We at ATMA are delighted to learn that Dr. Tsering Norboo, the physician behind the Ladakh Institute of Prevention, our regional partner in India, was recently award the Padma Shri Award. The Padma Shri was instituted in 1954 and is awarded to Indian citizens in recognition of the distinguished contributions to their fields, including social service and medicine. It is the highest civilian honour in India and we could not be more proud that someone as deserving as Dr. Norboo has won this award. Dr. Norboo has been working tirelessly to improve the health and welfare for the Ladakhi people for over 50 years. Even today, in retirement, he runs regular free medical clinics in Leh so that those who cannot afford medical care are attended to.
We at ATMA are proud to be supporting this man and his organization for all the great work they do.
If you're interested in helping us support Dr. Norboo and the Ladakh Institute of Prevention please consider making a donation via the tab above.
The work of the Ladakh Heart Foundation began serendipitously in 1997 when Lama Chogyal, a monk and the president of the LHF, was stuck in New Delhi while trying to obtain a visa to go to England. He decided to make constructive use of his time by visiting Ladakhi patients who were in Delhi hospitals. This experience taught Lama Chogyal two basic things: (a) many Ladakhi people have preventable heart disease and (b) that it was a jarring and overwhelmingly expensive experience for Ladakhi people to come to Delhi and stumble their way through what was basically a foreign country trying to find medical care for their illnesses.
Lama Chogyal resolved to do something. His first move was to consult with Ladakhi physicians to find out what could be done. He decided that a useful first thing to do would be to purchase large amounts of penicillin and distribute it to villages, along with proper education about rheumatic heart disease (RHD) and strep throat, so that the then prevalent RHD could be prevented by the simple measures of diagnosing and treating strep throat. Since that time, new cases of RHD have almost disappeared from Ladakh.
Next came an outreach health care program to deliver health care to remote villages. Lama Chogyal found the money to purchase a vehicle and equipment, organized the physicians and the program took off and is still running to this day. Then the idea arose to bring cardiologists and heart surgeons to Ladakh from the All India Institute of Medical Sciences (AIIMS) in Dehli – one of India’s premiere medical institutions.
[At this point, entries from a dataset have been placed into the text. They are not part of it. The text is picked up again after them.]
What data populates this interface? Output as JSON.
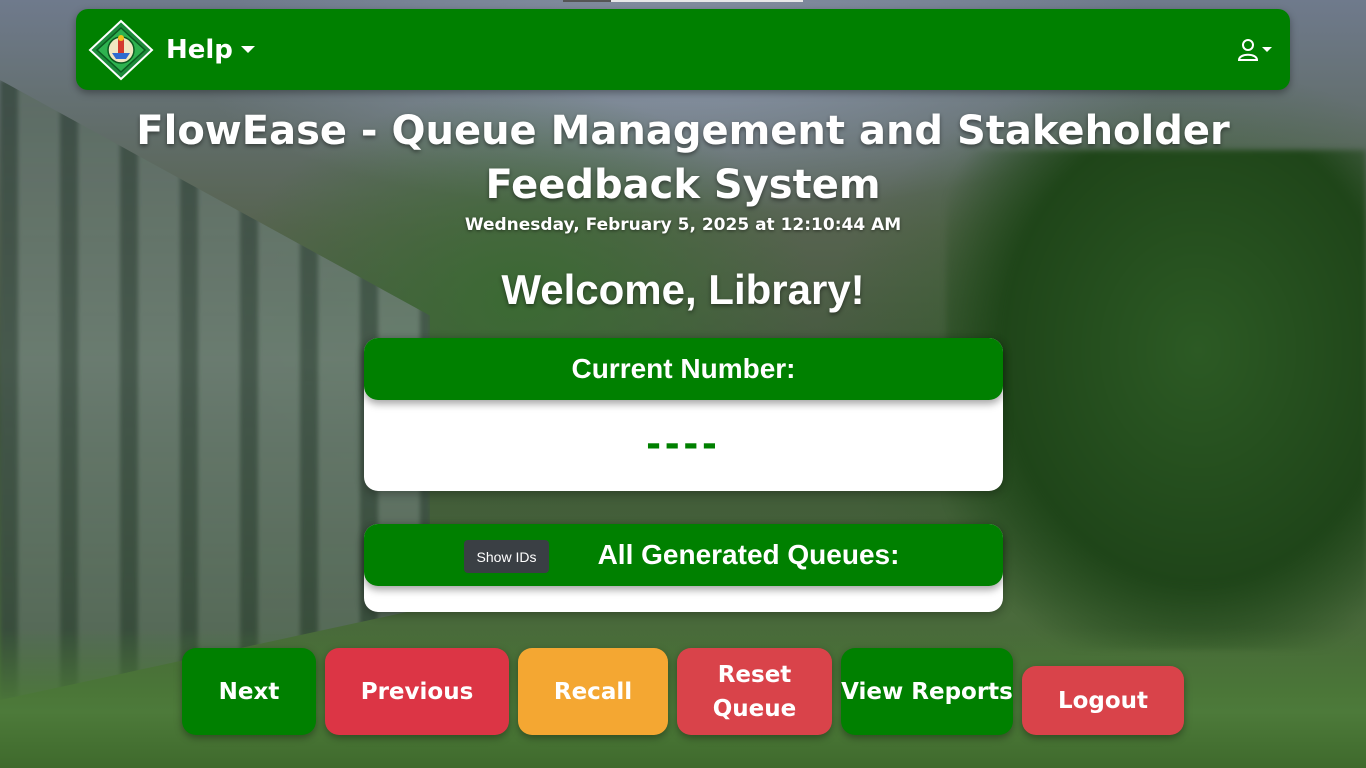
{
  "navbar": {
    "help_label": "Help"
  },
  "header": {
    "title": "FlowEase - Queue Management and Stakeholder Feedback System",
    "datetime": "Wednesday, February 5, 2025 at 12:10:44 AM",
    "welcome": "Welcome, Library!"
  },
  "current": {
    "header": "Current Number:",
    "value": "----"
  },
  "queues": {
    "header": "All Generated Queues:",
    "show_ids_label": "Show IDs"
  },
  "actions": {
    "next": "Next",
    "previous": "Previous",
    "recall": "Recall",
    "reset": "Reset Queue",
    "reports": "View Reports",
    "logout": "Logout"
  },
  "colors": {
    "primary_green": "#008000",
    "danger_red": "#dc3545",
    "warning_orange": "#f4a732",
    "dark_button": "#3a3f44"
  },
  "icons": {
    "logo": "school-seal-logo",
    "help_caret": "chevron-down-icon",
    "user": "user-icon"
  }
}
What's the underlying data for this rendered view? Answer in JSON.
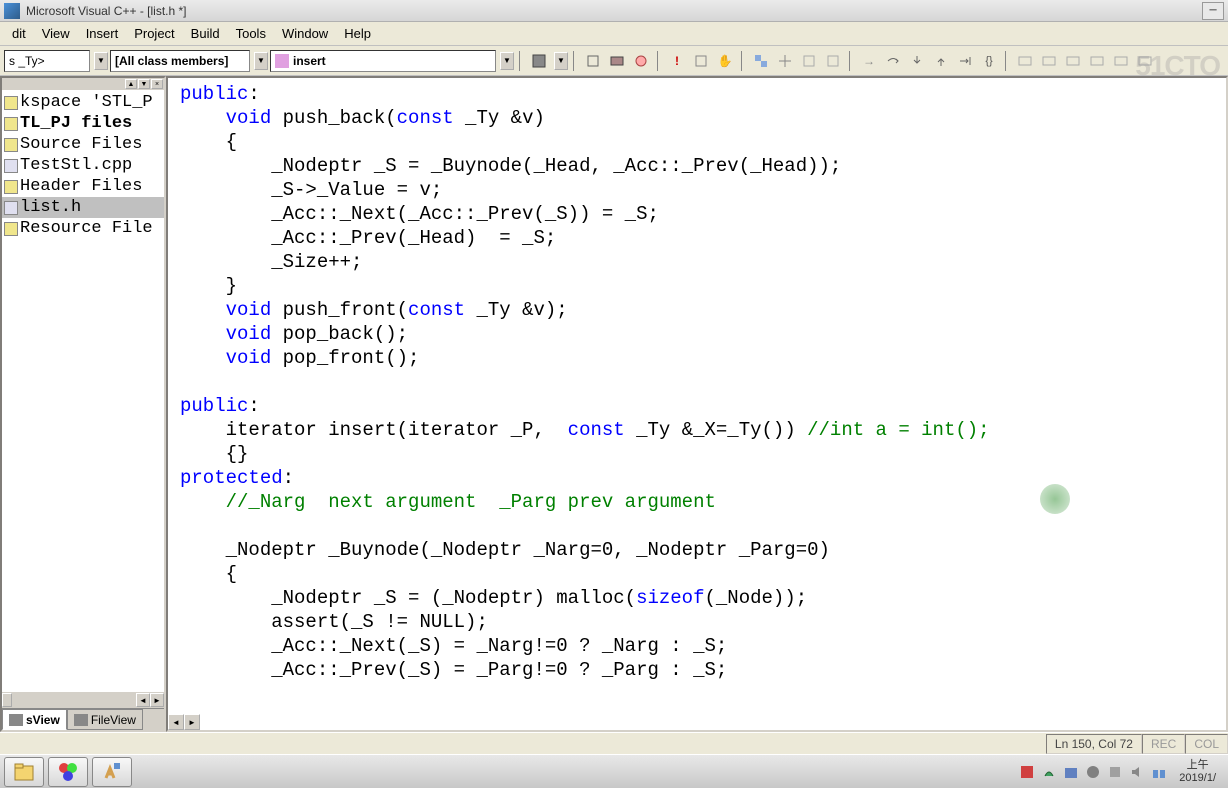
{
  "titlebar": {
    "text": "Microsoft Visual C++ - [list.h *]"
  },
  "menubar": {
    "items": [
      "dit",
      "View",
      "Insert",
      "Project",
      "Build",
      "Tools",
      "Window",
      "Help"
    ]
  },
  "watermark": "51CTO",
  "combos": {
    "class": "s _Ty>",
    "members": "[All class members]",
    "function": "insert"
  },
  "sidebar": {
    "items": [
      {
        "label": "kspace 'STL_P",
        "bold": false,
        "type": "folder"
      },
      {
        "label": "TL_PJ files",
        "bold": true,
        "type": "folder"
      },
      {
        "label": "Source Files",
        "bold": false,
        "type": "folder"
      },
      {
        "label": "TestStl.cpp",
        "bold": false,
        "type": "file"
      },
      {
        "label": "Header Files",
        "bold": false,
        "type": "folder"
      },
      {
        "label": "list.h",
        "bold": false,
        "type": "file",
        "selected": true
      },
      {
        "label": "Resource File",
        "bold": false,
        "type": "folder"
      }
    ],
    "tabs": [
      {
        "label": "sView",
        "active": true
      },
      {
        "label": "FileView",
        "active": false
      }
    ]
  },
  "code": {
    "lines": [
      {
        "t": "public",
        "c": "kw"
      },
      {
        "t": ":\n    ",
        "c": ""
      },
      {
        "t": "void",
        "c": "kw"
      },
      {
        "t": " push_back(",
        "c": ""
      },
      {
        "t": "const",
        "c": "kw"
      },
      {
        "t": " _Ty &v)\n    {\n        _Nodeptr _S = _Buynode(_Head, _Acc::_Prev(_Head));\n        _S->_Value = v;\n        _Acc::_Next(_Acc::_Prev(_S)) = _S;\n        _Acc::_Prev(_Head)  = _S;\n        _Size++;\n    }\n    ",
        "c": ""
      },
      {
        "t": "void",
        "c": "kw"
      },
      {
        "t": " push_front(",
        "c": ""
      },
      {
        "t": "const",
        "c": "kw"
      },
      {
        "t": " _Ty &v);\n    ",
        "c": ""
      },
      {
        "t": "void",
        "c": "kw"
      },
      {
        "t": " pop_back();\n    ",
        "c": ""
      },
      {
        "t": "void",
        "c": "kw"
      },
      {
        "t": " pop_front();\n\n",
        "c": ""
      },
      {
        "t": "public",
        "c": "kw"
      },
      {
        "t": ":\n    iterator insert(iterator _P,  ",
        "c": ""
      },
      {
        "t": "const",
        "c": "kw"
      },
      {
        "t": " _Ty &_X=_Ty()) ",
        "c": ""
      },
      {
        "t": "//int a = int();",
        "c": "cm"
      },
      {
        "t": "\n    {}\n",
        "c": ""
      },
      {
        "t": "protected",
        "c": "kw"
      },
      {
        "t": ":\n    ",
        "c": ""
      },
      {
        "t": "//_Narg  next argument  _Parg prev argument",
        "c": "cm"
      },
      {
        "t": "\n\n    _Nodeptr _Buynode(_Nodeptr _Narg=0, _Nodeptr _Parg=0)\n    {\n        _Nodeptr _S = (_Nodeptr) malloc(",
        "c": ""
      },
      {
        "t": "sizeof",
        "c": "kw"
      },
      {
        "t": "(_Node));\n        assert(_S != NULL);\n        _Acc::_Next(_S) = _Narg!=0 ? _Narg : _S;\n        _Acc::_Prev(_S) = _Parg!=0 ? _Parg : _S;",
        "c": ""
      }
    ]
  },
  "status": {
    "position": "Ln 150, Col 72",
    "rec": "REC",
    "col": "COL"
  },
  "tray": {
    "time_top": "上午",
    "time_bottom": "2019/1/"
  }
}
Lama Chogyal picked up the phone and for seven years now, AIIMS’s physicians and surgeons have been providing quality medical care to heart patients from all over Ladakh at week long summer clinics in Leh. An average of 300 patients have been seen every summer in these clinics.
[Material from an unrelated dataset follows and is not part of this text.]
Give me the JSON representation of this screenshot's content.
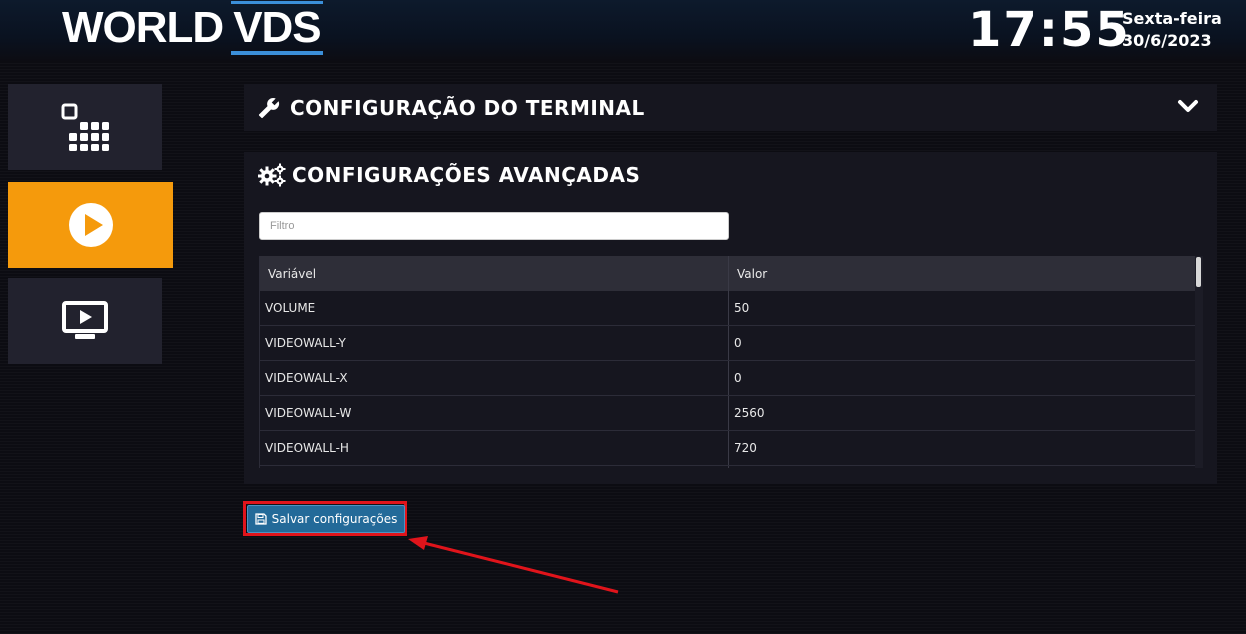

Finally, the New Delhi physicians asked Lama Chogyal to construct a hospital here in Leh that would specialize in providing comprehensive cardiac care. Dr. Samphat Kumar, Professor of Cardio-Thoracic Surgery at AIIMS, offered to move to Leh and work full time for the LHF hospital. The government of Ladakh contributed a piece of land. The Dalai Lama, who has been a patron from the very beginning, as well as many others, contributed significant amounts of money, and three years ago, construction began. At this point in time, the hospital building is complete, and funds have been obtained to both finish the electrical and plumbing infrastructure of the building and to purchase furniture.
The LHF has now expanded it’s role. In addition to running a fully-functioning hospital, it provides mobile health education and treatment camps throughout the district of Ladakh. It also operates a coffee shop in the tourist district of Leh, profits from which help support LHF activities. We at ATMA have been involved with the LHF since 2012 and continue to support the great work they do.
We encourage you to watch this documentary on the Ladakh Heart Foundation and the great work they are doing to help the people of the Indian Himalayas!